As I woke up a bit more, I noticed noises coming from the kitchen. I sat up, rubbing my eyes, and stood, trying to stretch the stiffness left by sleeping on the couch out of my neck. Darryl was sitting at the kitchen table, and I could see a dark silhouette of the back of his head. I walked into the kitchen and sat across from him.

“Hi,” I said.

“Hi,” he responded.

We sat for a moment in silence before he spoke. “I couldn’t sleep. The bed felt empty.”

“I’m sorry.”

“You were angry that I insulted you, and you didn’t want to deal with me, I get it. There’s no need to apologize for that.”

“No, I’m sorry I called you racist.”

“Because you don’t want me angry, or because you’ve changed your mind?”

“Both. You’re right, my stepmother loves me, she doesn’t need proof, and I shouldn’t need it for myself.”

“So you believe me.”

“No, I still think Tawana’s telling the truth. Even if I do partially believe her to prove something, even ignoring that, I still think she’s a good person. I just think that you aren’t racist for believing your friend.”

“Okay.” He paused. “Well, I suppose you aren’t a reverse racist then.” He smiled.

“So we’re good.”

“Yeah. I love you.”

“Love you too.”

The egg timer went off behind him. When I stood to see what it was, he winced. I looked at him, confused. “What?”

“It’s just, um, look I wasn’t going to leave you or anything, I swear. I was just hungry, and we had cheese and leftover pasta, and…” he trailed off as I peered into the pot on the stove.

“You made macaroni.”

“I’m sorry. I didn’t think you were going to talk to me anyways.”

“No, it’s fine.”

“Seriously?”

I thought about it for a second. “Seriously.” I wasn’t upset. I’d been afraid for years, but right then, talking to Darryl, who I loved and once again trusted, I wasn’t. “Like I said. We’re good.”

6 comments:

vicky/bruney said...

It's really good Tea!!!!!

too bad you only used “She’s a lying black bitch.”
instead of a more colorful epithet. Hahaha...how about, my personal favorite, "cheese eating surrender monkey" especially as your character seems to have something against macaroni...?

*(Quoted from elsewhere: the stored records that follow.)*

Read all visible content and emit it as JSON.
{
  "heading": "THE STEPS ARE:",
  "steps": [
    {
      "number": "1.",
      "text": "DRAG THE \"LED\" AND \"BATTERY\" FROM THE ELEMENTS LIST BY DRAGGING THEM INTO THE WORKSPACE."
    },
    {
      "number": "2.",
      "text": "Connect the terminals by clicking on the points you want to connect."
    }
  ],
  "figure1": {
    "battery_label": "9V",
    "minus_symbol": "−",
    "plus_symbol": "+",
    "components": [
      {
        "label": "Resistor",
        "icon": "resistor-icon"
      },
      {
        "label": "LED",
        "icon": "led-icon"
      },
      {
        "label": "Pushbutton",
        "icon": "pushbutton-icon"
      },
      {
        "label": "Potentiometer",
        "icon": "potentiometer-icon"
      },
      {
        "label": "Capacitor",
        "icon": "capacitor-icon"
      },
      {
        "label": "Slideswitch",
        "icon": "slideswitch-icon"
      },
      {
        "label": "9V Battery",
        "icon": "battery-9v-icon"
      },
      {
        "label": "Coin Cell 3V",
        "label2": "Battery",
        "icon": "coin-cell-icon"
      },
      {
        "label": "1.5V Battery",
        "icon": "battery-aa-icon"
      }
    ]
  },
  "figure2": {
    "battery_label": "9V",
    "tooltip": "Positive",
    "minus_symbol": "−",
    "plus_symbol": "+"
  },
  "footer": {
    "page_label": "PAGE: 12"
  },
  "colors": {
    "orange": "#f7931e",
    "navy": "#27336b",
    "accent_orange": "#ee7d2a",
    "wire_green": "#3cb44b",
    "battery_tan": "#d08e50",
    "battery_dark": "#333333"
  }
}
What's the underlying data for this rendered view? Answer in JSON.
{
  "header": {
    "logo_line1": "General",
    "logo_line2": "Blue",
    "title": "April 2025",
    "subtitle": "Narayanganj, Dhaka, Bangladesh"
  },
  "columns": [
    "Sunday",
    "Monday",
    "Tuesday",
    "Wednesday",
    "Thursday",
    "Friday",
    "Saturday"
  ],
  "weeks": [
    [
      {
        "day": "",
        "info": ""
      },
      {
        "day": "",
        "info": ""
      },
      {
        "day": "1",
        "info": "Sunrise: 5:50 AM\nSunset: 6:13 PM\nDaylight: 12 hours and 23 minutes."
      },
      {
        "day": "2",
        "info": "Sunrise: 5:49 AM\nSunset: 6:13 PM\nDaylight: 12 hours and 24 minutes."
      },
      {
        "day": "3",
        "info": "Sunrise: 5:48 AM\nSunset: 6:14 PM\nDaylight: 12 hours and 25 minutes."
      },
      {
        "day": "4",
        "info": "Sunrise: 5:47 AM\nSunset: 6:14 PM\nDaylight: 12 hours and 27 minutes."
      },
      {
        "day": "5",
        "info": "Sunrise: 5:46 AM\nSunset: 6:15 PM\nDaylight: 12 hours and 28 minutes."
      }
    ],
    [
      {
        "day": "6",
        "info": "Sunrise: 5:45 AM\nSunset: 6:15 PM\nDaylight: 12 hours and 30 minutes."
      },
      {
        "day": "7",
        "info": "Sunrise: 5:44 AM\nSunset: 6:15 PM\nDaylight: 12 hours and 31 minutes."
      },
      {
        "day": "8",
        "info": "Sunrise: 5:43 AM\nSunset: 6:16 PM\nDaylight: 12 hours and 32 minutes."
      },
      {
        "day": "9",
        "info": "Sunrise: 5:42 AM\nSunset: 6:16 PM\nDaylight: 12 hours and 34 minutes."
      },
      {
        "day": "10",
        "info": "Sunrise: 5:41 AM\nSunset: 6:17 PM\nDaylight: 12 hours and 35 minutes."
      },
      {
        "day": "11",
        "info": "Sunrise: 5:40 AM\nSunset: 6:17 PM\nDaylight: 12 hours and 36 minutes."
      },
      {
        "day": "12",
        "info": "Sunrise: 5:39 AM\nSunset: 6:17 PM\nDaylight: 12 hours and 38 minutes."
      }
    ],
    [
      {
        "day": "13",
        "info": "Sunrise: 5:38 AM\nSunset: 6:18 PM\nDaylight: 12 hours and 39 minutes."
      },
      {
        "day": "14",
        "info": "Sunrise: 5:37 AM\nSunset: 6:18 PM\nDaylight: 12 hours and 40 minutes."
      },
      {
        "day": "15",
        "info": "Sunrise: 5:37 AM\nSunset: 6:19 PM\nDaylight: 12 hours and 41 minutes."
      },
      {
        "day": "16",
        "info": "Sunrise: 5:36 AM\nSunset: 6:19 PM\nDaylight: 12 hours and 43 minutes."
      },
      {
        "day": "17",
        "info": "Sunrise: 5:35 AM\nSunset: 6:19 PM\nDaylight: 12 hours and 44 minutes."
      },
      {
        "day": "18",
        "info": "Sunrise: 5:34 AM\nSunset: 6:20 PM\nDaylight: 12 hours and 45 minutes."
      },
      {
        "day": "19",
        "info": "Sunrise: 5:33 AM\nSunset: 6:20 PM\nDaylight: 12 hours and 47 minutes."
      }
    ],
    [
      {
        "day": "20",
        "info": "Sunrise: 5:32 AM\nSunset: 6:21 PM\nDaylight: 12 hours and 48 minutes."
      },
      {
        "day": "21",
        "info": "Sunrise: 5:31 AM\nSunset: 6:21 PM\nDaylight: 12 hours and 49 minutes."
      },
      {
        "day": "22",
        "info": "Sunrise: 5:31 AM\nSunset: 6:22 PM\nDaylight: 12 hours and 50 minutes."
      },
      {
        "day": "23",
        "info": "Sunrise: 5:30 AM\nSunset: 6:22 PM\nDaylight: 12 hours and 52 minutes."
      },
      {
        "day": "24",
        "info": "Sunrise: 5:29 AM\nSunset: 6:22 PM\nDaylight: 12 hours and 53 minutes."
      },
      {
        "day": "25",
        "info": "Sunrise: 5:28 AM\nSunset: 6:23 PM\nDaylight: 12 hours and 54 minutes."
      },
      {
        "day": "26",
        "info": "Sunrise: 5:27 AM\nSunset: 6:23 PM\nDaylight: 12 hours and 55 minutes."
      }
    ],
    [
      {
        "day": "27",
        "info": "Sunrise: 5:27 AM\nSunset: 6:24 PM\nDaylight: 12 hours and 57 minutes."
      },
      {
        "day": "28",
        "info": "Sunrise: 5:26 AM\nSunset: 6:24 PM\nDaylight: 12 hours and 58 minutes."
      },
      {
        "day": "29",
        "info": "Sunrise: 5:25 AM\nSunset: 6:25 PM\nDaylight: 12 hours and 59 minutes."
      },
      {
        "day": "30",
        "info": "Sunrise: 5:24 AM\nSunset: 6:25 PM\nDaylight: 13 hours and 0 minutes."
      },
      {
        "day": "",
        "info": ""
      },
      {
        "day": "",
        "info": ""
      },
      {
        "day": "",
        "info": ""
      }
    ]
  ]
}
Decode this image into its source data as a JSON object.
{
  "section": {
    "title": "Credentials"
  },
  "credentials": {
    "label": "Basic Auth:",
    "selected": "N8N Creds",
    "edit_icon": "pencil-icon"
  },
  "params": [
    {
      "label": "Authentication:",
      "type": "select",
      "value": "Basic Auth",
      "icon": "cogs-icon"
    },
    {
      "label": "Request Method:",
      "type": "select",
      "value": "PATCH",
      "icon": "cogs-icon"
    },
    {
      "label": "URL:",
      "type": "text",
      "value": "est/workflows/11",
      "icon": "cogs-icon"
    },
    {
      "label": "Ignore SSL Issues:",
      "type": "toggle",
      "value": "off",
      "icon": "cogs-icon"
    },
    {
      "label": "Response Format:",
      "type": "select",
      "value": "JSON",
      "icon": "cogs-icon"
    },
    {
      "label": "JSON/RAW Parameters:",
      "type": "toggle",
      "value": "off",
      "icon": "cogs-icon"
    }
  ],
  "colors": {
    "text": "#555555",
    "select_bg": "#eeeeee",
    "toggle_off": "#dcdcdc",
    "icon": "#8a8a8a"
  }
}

One suggestion...at the beginning, it kind of seems like your almost in an interview or something just because you're sort of narrating exactly what went on and describing some personal details about yourself...I had this problem too but I tried to embed the details into the story more...whatever...it's not a big deal though...You're story is great!!! (and at least concise...)

do you want to read mine? IDK how I could post it though...tell me if you have an idea...I guess I could always email it to you?

Tea said...

email it! I want to see!

vicky/bruney said...

alriiiiiightt......! i'll send it!!!!

Gretchen said...

nice dialogue and description. i agree, very concise
interesting characters
good job :)

vicky/bruney said...

BTW gretch...i kinda have to say that your comments sounded like a good mood LOCOFOCO there...not an insult or anything but can't you see those comments on the bottom of a paper? That gets a B-?!

Tea said...

thank you very very much, Gretchen and V.B.
If I could remember the hug emoticon, I would insert it right now.